## EXERCISE
All of the records below are to be copied exactly.

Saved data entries
━━━━━━━━━━

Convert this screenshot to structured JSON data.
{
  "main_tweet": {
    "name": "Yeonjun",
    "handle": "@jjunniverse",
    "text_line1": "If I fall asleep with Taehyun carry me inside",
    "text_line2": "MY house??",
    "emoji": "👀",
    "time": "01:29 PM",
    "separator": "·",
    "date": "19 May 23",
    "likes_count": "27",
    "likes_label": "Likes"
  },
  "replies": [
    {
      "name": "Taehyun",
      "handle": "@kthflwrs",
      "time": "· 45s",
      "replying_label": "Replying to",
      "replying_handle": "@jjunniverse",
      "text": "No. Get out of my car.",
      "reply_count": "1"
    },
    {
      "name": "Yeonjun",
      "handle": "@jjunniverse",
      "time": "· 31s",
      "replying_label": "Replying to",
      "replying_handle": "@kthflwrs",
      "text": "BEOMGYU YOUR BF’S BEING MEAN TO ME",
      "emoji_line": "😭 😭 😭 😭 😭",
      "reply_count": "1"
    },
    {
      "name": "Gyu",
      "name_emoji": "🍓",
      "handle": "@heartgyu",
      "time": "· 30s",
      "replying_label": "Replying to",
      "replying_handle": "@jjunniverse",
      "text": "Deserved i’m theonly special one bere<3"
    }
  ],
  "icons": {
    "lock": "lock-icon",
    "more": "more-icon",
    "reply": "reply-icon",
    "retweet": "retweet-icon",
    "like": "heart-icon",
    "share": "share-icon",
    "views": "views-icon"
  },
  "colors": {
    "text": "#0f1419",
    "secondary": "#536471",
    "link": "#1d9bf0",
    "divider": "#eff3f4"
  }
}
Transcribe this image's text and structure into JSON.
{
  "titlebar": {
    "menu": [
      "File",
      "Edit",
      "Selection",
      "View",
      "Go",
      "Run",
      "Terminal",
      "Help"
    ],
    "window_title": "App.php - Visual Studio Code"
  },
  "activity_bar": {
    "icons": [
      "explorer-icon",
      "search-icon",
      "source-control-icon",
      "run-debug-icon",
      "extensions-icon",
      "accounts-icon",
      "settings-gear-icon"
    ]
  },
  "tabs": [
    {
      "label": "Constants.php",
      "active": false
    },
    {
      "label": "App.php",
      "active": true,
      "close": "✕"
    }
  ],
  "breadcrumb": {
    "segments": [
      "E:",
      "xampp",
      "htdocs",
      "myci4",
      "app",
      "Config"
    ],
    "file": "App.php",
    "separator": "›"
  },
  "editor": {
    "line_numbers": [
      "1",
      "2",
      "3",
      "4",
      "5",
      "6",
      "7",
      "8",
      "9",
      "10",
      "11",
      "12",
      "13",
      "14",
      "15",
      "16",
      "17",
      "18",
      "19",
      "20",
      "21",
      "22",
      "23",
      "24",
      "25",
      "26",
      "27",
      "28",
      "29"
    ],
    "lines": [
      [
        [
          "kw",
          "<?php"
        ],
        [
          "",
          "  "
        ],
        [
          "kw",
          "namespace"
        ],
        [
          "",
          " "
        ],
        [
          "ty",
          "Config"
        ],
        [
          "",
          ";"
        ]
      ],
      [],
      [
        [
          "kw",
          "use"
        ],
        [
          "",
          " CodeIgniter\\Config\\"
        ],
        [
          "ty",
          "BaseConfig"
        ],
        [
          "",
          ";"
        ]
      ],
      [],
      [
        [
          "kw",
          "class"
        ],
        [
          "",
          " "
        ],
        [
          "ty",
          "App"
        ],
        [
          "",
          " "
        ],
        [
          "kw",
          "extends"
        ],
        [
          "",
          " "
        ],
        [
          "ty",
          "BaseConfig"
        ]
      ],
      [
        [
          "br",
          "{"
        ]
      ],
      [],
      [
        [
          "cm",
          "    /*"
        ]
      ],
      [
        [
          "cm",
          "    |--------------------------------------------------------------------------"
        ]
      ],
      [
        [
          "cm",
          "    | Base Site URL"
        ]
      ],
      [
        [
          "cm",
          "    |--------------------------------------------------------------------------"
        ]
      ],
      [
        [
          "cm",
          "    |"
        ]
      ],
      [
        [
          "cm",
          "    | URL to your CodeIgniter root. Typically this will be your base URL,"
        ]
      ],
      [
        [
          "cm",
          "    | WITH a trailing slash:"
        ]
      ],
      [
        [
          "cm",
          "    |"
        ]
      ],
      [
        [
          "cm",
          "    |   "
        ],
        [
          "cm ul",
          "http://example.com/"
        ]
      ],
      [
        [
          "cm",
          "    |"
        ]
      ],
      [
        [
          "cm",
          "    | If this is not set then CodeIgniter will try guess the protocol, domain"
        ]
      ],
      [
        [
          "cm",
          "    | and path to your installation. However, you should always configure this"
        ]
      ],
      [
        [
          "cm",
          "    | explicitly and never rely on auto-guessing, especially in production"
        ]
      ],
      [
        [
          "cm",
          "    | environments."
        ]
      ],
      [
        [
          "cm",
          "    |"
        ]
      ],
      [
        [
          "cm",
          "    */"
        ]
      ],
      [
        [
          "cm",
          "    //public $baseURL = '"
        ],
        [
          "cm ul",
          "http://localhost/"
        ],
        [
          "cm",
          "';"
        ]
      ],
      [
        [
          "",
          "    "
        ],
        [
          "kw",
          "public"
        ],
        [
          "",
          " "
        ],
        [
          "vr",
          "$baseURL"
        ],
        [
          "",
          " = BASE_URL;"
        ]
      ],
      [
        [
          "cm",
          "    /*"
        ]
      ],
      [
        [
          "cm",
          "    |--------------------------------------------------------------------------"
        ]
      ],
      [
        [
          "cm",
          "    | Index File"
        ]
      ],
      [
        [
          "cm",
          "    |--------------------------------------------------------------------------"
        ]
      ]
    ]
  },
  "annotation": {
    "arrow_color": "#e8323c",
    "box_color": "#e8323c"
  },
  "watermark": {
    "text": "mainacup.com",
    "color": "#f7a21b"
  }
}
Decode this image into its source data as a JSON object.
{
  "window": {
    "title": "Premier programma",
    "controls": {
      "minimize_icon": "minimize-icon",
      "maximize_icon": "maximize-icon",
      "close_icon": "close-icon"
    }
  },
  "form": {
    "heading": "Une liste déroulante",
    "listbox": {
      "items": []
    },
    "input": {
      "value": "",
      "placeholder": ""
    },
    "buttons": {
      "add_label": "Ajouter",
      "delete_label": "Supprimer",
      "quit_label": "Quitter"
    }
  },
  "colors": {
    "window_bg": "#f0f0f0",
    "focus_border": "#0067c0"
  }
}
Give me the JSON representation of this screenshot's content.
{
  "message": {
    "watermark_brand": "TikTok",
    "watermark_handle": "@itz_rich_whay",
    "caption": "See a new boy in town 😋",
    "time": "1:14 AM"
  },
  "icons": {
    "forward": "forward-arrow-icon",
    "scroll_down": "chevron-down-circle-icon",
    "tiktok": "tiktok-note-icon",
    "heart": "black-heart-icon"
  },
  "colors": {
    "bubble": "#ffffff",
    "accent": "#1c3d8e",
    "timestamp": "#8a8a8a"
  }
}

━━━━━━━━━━

## FINISHED EXERCISE
Convert this screenshot to structured JSON data.
{
  "main_tweet": {
    "name": "Yeonjun",
    "handle": "@jjunniverse",
    "text_line1": "If I fall asleep with Taehyun carry me inside",
    "text_line2": "MY house??",
    "emoji": "👀",
    "time": "01:29 PM",
    "separator": "·",
    "date": "19 May 23",
    "likes_count": "27",
    "likes_label": "Likes"
  },
  "replies": [
    {
      "name": "Taehyun",
      "handle": "@kthflwrs",
      "time": "· 45s",
      "replying_label": "Replying to",
      "replying_handle": "@jjunniverse",
      "text": "No. Get out of my car.",
      "reply_count": "1"
    },
    {
      "name": "Yeonjun",
      "handle": "@jjunniverse",
      "time": "· 31s",
      "replying_label": "Replying to",
      "replying_handle": "@kthflwrs",
      "text": "BEOMGYU YOUR BF’S BEING MEAN TO ME",
      "emoji_line": "😭 😭 😭 😭 😭",
      "reply_count": "1"
    },
    {
      "name": "Gyu",
      "name_emoji": "🍓",
      "handle": "@heartgyu",
      "time": "· 30s",
      "replying_label": "Replying to",
      "replying_handle": "@jjunniverse",
      "text": "Deserved i’m theonly special one bere<3"
    }
  ],
  "icons": {
    "lock": "lock-icon",
    "more": "more-icon",
    "reply": "reply-icon",
    "retweet": "retweet-icon",
    "like": "heart-icon",
    "share": "share-icon",
    "views": "views-icon"
  },
  "colors": {
    "text": "#0f1419",
    "secondary": "#536471",
    "link": "#1d9bf0",
    "divider": "#eff3f4"
  }
}
Transcribe this image's text and structure into JSON.
{
  "titlebar": {
    "menu": [
      "File",
      "Edit",
      "Selection",
      "View",
      "Go",
      "Run",
      "Terminal",
      "Help"
    ],
    "window_title": "App.php - Visual Studio Code"
  },
  "activity_bar": {
    "icons": [
      "explorer-icon",
      "search-icon",
      "source-control-icon",
      "run-debug-icon",
      "extensions-icon",
      "accounts-icon",
      "settings-gear-icon"
    ]
  },
  "tabs": [
    {
      "label": "Constants.php",
      "active": false
    },
    {
      "label": "App.php",
      "active": true,
      "close": "✕"
    }
  ],
  "breadcrumb": {
    "segments": [
      "E:",
      "xampp",
      "htdocs",
      "myci4",
      "app",
      "Config"
    ],
    "file": "App.php",
    "separator": "›"
  },
  "editor": {
    "line_numbers": [
      "1",
      "2",
      "3",
      "4",
      "5",
      "6",
      "7",
      "8",
      "9",
      "10",
      "11",
      "12",
      "13",
      "14",
      "15",
      "16",
      "17",
      "18",
      "19",
      "20",
      "21",
      "22",
      "23",
      "24",
      "25",
      "26",
      "27",
      "28",
      "29"
    ],
    "lines": [
      [
        [
          "kw",
          "<?php"
        ],
        [
          "",
          "  "
        ],
        [
          "kw",
          "namespace"
        ],
        [
          "",
          " "
        ],
        [
          "ty",
          "Config"
        ],
        [
          "",
          ";"
        ]
      ],
      [],
      [
        [
          "kw",
          "use"
        ],
        [
          "",
          " CodeIgniter\\Config\\"
        ],
        [
          "ty",
          "BaseConfig"
        ],
        [
          "",
          ";"
        ]
      ],
      [],
      [
        [
          "kw",
          "class"
        ],
        [
          "",
          " "
        ],
        [
          "ty",
          "App"
        ],
        [
          "",
          " "
        ],
        [
          "kw",
          "extends"
        ],
        [
          "",
          " "
        ],
        [
          "ty",
          "BaseConfig"
        ]
      ],
      [
        [
          "br",
          "{"
        ]
      ],
      [],
      [
        [
          "cm",
          "    /*"
        ]
      ],
      [
        [
          "cm",
          "    |--------------------------------------------------------------------------"
        ]
      ],
      [
        [
          "cm",
          "    | Base Site URL"
        ]
      ],
      [
        [
          "cm",
          "    |--------------------------------------------------------------------------"
        ]
      ],
      [
        [
          "cm",
          "    |"
        ]
      ],
      [
        [
          "cm",
          "    | URL to your CodeIgniter root. Typically this will be your base URL,"
        ]
      ],
      [
        [
          "cm",
          "    | WITH a trailing slash:"
        ]
      ],
      [
        [
          "cm",
          "    |"
        ]
      ],
      [
        [
          "cm",
          "    |   "
        ],
        [
          "cm ul",
          "http://example.com/"
        ]
      ],
      [
        [
          "cm",
          "    |"
        ]
      ],
      [
        [
          "cm",
          "    | If this is not set then CodeIgniter will try guess the protocol, domain"
        ]
      ],
      [
        [
          "cm",
          "    | and path to your installation. However, you should always configure this"
        ]
      ],
      [
        [
          "cm",
          "    | explicitly and never rely on auto-guessing, especially in production"
        ]
      ],
      [
        [
          "cm",
          "    | environments."
        ]
      ],
      [
        [
          "cm",
          "    |"
        ]
      ],
      [
        [
          "cm",
          "    */"
        ]
      ],
      [
        [
          "cm",
          "    //public $baseURL = '"
        ],
        [
          "cm ul",
          "http://localhost/"
        ],
        [
          "cm",
          "';"
        ]
      ],
      [
        [
          "",
          "    "
        ],
        [
          "kw",
          "public"
        ],
        [
          "",
          " "
        ],
        [
          "vr",
          "$baseURL"
        ],
        [
          "",
          " = BASE_URL;"
        ]
      ],
      [
        [
          "cm",
          "    /*"
        ]
      ],
      [
        [
          "cm",
          "    |--------------------------------------------------------------------------"
        ]
      ],
      [
        [
          "cm",
          "    | Index File"
        ]
      ],
      [
        [
          "cm",
          "    |--------------------------------------------------------------------------"
        ]
      ]
    ]
  },
  "annotation": {
    "arrow_color": "#e8323c",
    "box_color": "#e8323c"
  },
  "watermark": {
    "text": "mainacup.com",
    "color": "#f7a21b"
  }
}
Decode this image into its source data as a JSON object.
{
  "window": {
    "title": "Premier programma",
    "controls": {
      "minimize_icon": "minimize-icon",
      "maximize_icon": "maximize-icon",
      "close_icon": "close-icon"
    }
  },
  "form": {
    "heading": "Une liste déroulante",
    "listbox": {
      "items": []
    },
    "input": {
      "value": "",
      "placeholder": ""
    },
    "buttons": {
      "add_label": "Ajouter",
      "delete_label": "Supprimer",
      "quit_label": "Quitter"
    }
  },
  "colors": {
    "window_bg": "#f0f0f0",
    "focus_border": "#0067c0"
  }
}
Give me the JSON representation of this screenshot's content.
{
  "message": {
    "watermark_brand": "TikTok",
    "watermark_handle": "@itz_rich_whay",
    "caption": "See a new boy in town 😋",
    "time": "1:14 AM"
  },
  "icons": {
    "forward": "forward-arrow-icon",
    "scroll_down": "chevron-down-circle-icon",
    "tiktok": "tiktok-note-icon",
    "heart": "black-heart-icon"
  },
  "colors": {
    "bubble": "#ffffff",
    "accent": "#1c3d8e",
    "timestamp": "#8a8a8a"
  }
}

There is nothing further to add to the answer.